===== RECORD EXCERPTS

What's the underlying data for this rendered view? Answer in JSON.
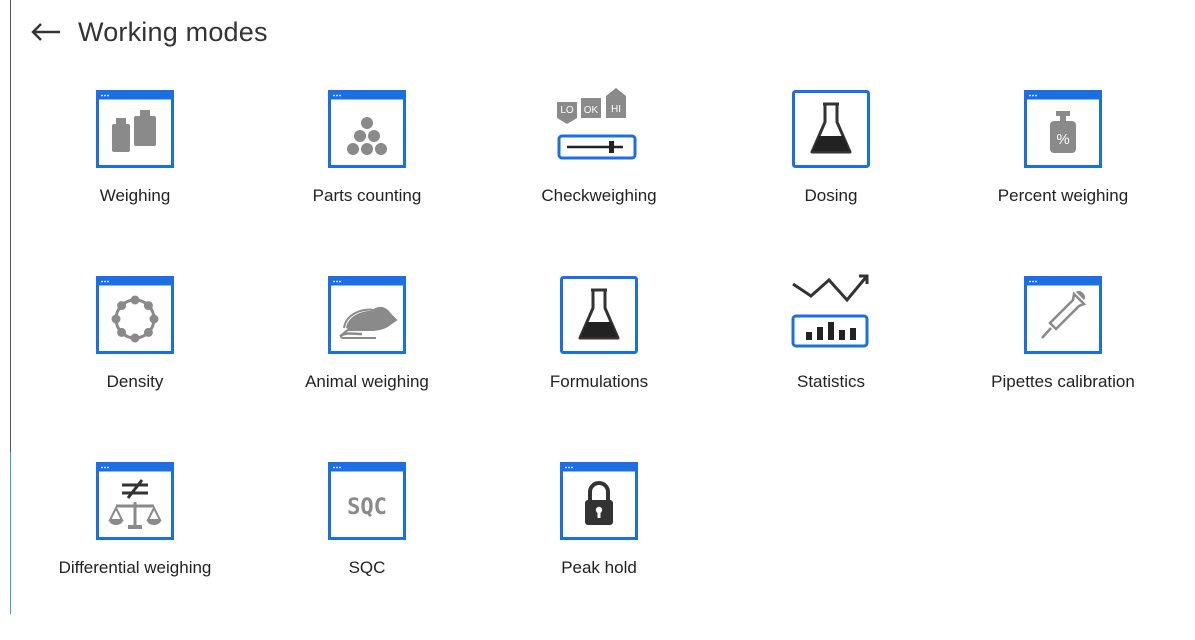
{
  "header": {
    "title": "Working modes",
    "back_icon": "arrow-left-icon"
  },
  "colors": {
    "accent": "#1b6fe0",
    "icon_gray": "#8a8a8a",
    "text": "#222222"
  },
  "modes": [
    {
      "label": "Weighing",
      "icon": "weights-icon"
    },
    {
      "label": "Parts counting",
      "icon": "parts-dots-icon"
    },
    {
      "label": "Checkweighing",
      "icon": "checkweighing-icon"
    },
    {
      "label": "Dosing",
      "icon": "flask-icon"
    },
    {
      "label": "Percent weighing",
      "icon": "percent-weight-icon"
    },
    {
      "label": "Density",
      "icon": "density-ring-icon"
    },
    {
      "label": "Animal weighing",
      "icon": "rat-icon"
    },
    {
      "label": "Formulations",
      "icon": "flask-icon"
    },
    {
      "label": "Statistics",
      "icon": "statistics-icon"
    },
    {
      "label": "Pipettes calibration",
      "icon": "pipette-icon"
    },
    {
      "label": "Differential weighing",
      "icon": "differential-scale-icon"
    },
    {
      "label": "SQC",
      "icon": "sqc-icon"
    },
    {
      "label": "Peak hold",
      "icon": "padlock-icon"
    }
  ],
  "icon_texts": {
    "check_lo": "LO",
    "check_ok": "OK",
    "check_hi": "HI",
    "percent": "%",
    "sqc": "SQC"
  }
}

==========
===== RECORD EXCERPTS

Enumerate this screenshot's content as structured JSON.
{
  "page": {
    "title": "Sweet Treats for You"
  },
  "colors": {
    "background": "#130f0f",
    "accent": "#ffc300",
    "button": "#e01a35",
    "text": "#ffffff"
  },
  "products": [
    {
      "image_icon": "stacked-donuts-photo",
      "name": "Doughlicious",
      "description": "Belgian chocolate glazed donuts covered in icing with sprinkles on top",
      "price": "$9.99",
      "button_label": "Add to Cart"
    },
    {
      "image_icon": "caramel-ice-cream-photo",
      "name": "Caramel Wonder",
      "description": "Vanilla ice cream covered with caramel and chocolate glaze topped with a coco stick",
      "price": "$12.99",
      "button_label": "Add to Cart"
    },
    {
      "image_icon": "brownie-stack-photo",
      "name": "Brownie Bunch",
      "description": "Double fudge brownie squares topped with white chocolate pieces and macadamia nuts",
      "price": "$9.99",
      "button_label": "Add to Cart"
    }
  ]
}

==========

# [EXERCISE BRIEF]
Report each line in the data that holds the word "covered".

# [RESPONSE FOR THIS EXERCISE]
      "description": "Belgian chocolate glazed donuts covered in icing with sprinkles on top",
      "description": "Vanilla ice cream covered with caramel and chocolate glaze topped with a coco stick",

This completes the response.